The writing style was fabulous, and to me the only redeeming factor of the book. I thoroughly enjoyed the almost magical characterizations of people and places. I read none of the reviews about this book before starting in and I am disappointed in the time I spent struggling to finish this book. I kept hoping that something would be resolved but no conclusions were contrived. Nathaniel was the POV throughout the story and he just seemed to read his life along the lines of a medical journal. Not enough emotion in relation to some of the events.

2 thoughts on “Warlight

  1. Have you read other Ondaatje? I agree with you about the style, and I thought this one started slowly. I think he’d reject the need to finish the “This story is about. ..” sentence as much as he’d reject the need to tell a story in a linear fashion. Try THE ENGLISH PATIENT.


    1. I actually have not read any of his other works. I have seen a lot of positive reviews for The English Patient since I read Warlight, part of me is terrified that I might be stepping back into that undefined world. I have purchased it and will try to get it into my TBR rotation sometime in the next month or two after I forget this.


Leave a Reply

Fill in your details below or click an icon to log in:

WordPress.com Logo

You are commenting using your WordPress.com account. Log Out /  Change )

Google photo

You are commenting using your Google account. Log Out /  Change )

Twitter picture

You are commenting using your Twitter account. Log Out /  Change )

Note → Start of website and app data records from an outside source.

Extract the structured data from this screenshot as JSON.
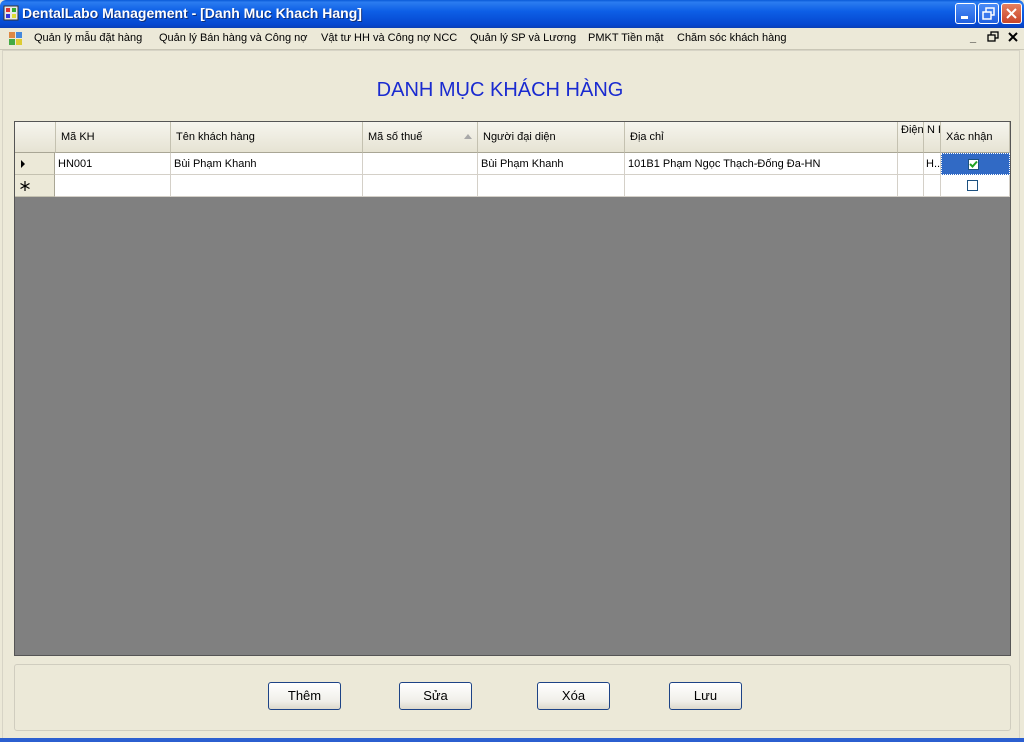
{
  "window": {
    "title": "DentalLabo Management - [Danh Muc Khach Hang]"
  },
  "menu": {
    "items": [
      "Quản lý mẫu đặt hàng",
      "Quản lý Bán hàng và Công nợ",
      "Vật tư HH và Công nợ NCC",
      "Quản lý SP và Lương",
      "PMKT Tiền mặt",
      "Chăm sóc khách hàng"
    ]
  },
  "page": {
    "title": "DANH MỤC KHÁCH HÀNG"
  },
  "grid": {
    "columns": [
      "Mã KH",
      "Tên khách hàng",
      "Mã số thuế",
      "Người đại diện",
      "Địa chỉ",
      "Điện thoại",
      "N K",
      "Xác nhận"
    ],
    "sorted_column": "Mã số thuế",
    "rows": [
      {
        "ma_kh": "HN001",
        "ten_kh": "Bùi Phạm Khanh",
        "ma_so_thue": "",
        "nguoi_dai_dien": "Bùi Phạm Khanh",
        "dia_chi": "101B1 Phạm Ngọc Thạch-Đống Đa-HN",
        "dien_thoai": "",
        "nk": "H..",
        "xac_nhan": true
      }
    ],
    "new_row": {
      "xac_nhan": false
    }
  },
  "buttons": {
    "them": "Thêm",
    "sua": "Sửa",
    "xoa": "Xóa",
    "luu": "Lưu"
  },
  "colors": {
    "title_blue": "#1a2bd0",
    "titlebar": "#0d5fe6",
    "grid_empty": "#808080"
  }
}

Facebook photo

You are commenting using your Facebook account. Log Out /  Change )

Connecting to %s